> Data
════════════════════
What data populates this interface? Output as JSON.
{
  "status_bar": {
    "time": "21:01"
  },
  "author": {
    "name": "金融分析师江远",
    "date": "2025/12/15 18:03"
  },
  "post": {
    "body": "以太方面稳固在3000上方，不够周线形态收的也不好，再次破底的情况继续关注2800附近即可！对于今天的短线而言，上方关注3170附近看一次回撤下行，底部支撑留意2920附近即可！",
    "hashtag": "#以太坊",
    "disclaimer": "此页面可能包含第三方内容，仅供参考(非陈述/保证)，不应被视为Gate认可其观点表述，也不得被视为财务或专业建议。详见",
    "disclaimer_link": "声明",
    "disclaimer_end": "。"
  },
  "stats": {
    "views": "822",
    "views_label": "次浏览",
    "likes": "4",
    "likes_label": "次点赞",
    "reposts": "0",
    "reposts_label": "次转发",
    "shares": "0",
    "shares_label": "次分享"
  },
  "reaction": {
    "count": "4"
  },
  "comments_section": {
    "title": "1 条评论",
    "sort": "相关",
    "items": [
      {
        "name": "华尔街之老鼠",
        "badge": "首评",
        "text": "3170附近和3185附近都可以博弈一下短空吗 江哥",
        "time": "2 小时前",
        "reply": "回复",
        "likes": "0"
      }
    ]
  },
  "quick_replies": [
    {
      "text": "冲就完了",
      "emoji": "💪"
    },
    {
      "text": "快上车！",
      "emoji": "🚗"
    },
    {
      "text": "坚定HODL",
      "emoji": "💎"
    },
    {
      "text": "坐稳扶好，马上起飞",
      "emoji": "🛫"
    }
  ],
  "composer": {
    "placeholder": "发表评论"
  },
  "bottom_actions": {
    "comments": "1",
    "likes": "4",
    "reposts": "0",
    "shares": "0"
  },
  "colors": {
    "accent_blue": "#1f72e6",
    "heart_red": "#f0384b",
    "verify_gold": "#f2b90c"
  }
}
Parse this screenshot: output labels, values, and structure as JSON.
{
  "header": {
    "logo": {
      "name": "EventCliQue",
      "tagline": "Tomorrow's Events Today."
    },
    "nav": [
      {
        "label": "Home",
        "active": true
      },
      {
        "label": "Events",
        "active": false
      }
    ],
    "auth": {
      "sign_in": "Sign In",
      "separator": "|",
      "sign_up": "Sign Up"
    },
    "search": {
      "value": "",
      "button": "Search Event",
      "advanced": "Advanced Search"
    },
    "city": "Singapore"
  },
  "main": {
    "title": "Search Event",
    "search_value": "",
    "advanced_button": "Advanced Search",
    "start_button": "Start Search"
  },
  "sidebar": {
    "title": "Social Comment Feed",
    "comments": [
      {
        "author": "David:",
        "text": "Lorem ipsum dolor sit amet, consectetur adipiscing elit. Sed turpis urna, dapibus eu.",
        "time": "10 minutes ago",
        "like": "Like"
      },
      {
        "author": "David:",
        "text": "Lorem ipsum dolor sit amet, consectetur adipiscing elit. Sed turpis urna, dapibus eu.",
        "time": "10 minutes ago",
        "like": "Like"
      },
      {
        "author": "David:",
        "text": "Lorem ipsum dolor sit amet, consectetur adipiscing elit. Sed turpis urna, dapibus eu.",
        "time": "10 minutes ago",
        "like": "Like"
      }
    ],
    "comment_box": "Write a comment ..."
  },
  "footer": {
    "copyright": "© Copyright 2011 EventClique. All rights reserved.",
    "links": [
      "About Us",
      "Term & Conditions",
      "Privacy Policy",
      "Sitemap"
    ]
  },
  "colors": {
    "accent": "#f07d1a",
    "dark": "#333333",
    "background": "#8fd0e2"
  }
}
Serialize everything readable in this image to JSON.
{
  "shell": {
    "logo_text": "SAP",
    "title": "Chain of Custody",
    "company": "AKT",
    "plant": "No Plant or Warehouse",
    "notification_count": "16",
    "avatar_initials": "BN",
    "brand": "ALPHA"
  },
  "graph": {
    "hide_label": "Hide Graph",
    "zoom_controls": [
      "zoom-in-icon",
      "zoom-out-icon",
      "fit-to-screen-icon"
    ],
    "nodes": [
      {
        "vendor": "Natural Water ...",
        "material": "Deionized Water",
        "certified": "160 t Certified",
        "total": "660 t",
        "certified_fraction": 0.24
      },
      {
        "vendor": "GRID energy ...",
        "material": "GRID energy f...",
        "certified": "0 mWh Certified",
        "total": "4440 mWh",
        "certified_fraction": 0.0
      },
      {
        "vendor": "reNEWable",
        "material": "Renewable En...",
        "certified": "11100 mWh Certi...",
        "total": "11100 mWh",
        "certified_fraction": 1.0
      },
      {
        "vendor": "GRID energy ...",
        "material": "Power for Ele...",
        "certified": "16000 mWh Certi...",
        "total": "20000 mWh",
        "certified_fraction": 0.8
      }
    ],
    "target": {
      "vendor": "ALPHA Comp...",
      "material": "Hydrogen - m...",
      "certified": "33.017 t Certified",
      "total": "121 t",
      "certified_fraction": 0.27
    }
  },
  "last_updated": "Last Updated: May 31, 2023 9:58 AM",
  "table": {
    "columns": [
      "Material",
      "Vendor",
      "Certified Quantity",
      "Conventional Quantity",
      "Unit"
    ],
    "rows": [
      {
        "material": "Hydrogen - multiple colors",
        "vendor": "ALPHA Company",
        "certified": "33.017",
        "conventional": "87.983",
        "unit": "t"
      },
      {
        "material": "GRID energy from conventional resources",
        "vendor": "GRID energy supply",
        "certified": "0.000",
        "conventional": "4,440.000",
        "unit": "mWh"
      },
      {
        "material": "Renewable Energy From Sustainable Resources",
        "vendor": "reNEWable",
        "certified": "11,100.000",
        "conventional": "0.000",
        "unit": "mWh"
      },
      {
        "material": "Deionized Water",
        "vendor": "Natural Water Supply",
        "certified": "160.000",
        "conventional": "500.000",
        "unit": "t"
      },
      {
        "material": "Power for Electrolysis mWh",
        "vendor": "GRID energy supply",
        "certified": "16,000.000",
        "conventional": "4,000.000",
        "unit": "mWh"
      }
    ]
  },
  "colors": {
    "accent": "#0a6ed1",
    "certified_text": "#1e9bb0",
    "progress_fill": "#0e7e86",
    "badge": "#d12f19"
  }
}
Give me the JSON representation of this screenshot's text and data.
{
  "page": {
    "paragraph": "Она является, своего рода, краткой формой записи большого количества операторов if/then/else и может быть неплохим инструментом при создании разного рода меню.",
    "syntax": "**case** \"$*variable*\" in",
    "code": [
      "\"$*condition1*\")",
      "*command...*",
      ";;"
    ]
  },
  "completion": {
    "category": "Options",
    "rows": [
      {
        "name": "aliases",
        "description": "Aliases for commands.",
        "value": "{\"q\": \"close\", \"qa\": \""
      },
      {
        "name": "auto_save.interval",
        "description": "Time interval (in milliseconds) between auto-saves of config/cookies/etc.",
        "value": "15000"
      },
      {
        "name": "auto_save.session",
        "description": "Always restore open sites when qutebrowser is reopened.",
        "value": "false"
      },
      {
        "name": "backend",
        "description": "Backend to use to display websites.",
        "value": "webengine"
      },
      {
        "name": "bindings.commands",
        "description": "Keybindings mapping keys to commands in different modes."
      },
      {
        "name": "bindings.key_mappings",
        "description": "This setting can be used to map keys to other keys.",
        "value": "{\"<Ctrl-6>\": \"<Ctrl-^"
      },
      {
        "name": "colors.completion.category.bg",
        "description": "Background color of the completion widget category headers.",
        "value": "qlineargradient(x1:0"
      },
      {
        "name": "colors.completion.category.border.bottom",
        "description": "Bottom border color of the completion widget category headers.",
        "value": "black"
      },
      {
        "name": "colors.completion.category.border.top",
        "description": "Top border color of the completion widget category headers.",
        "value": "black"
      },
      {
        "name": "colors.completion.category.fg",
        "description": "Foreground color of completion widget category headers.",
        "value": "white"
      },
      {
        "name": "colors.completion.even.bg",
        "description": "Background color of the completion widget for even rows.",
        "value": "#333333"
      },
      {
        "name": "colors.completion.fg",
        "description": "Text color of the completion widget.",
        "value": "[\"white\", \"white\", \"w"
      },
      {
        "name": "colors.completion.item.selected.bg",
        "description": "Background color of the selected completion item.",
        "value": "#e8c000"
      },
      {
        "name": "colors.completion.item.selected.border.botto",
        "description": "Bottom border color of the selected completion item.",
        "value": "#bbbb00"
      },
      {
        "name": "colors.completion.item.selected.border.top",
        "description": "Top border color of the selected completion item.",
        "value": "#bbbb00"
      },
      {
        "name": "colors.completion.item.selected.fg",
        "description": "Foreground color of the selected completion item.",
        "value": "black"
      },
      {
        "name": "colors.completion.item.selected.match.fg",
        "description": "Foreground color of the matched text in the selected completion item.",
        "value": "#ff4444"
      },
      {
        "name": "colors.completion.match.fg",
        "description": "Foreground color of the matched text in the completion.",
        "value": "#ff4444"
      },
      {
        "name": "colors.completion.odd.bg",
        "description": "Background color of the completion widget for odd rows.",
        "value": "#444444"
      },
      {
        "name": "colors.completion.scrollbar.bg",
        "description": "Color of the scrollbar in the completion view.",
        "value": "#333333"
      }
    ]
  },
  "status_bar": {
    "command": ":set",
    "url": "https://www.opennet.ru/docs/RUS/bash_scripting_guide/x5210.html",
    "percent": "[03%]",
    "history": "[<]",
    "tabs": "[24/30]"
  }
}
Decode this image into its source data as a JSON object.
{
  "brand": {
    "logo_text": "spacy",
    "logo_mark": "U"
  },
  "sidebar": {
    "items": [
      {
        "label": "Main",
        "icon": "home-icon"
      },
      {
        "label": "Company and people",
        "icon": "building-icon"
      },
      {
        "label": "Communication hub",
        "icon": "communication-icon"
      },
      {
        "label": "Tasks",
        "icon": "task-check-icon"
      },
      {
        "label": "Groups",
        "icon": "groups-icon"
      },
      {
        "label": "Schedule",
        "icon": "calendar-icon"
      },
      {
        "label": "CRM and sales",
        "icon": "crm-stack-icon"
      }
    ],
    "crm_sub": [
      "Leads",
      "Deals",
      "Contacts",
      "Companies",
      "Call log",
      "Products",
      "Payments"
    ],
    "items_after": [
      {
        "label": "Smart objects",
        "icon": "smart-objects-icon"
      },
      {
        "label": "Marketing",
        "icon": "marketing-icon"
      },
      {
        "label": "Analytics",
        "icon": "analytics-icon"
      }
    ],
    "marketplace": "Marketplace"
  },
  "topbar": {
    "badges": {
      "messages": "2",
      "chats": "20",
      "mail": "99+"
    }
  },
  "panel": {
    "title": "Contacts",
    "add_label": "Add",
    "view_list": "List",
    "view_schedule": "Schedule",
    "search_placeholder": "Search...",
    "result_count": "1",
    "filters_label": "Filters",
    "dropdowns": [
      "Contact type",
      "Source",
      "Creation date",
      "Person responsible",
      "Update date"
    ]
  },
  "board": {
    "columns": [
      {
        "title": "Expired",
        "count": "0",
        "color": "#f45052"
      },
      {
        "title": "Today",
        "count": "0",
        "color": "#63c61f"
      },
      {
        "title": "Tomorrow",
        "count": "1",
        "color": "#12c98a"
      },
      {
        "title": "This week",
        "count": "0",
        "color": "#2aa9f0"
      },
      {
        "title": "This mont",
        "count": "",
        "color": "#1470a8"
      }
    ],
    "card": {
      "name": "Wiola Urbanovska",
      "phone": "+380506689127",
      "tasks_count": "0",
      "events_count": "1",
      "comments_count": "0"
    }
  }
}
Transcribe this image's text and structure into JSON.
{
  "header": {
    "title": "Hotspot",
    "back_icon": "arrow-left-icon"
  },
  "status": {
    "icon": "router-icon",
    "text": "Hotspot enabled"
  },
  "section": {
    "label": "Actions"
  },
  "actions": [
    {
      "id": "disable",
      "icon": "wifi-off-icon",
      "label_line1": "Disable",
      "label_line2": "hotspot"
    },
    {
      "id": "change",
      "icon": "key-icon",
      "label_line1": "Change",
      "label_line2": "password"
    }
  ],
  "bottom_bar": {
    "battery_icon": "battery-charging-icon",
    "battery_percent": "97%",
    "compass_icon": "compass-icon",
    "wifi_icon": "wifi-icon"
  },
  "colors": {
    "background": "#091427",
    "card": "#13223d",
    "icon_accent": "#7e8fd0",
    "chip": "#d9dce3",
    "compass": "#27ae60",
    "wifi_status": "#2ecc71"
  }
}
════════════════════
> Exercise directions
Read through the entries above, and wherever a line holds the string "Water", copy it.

> Output of the task
        "vendor": "Natural Water ...",
        "material": "Deionized Water",
        "material": "Deionized Water",
        "vendor": "Natural Water Supply",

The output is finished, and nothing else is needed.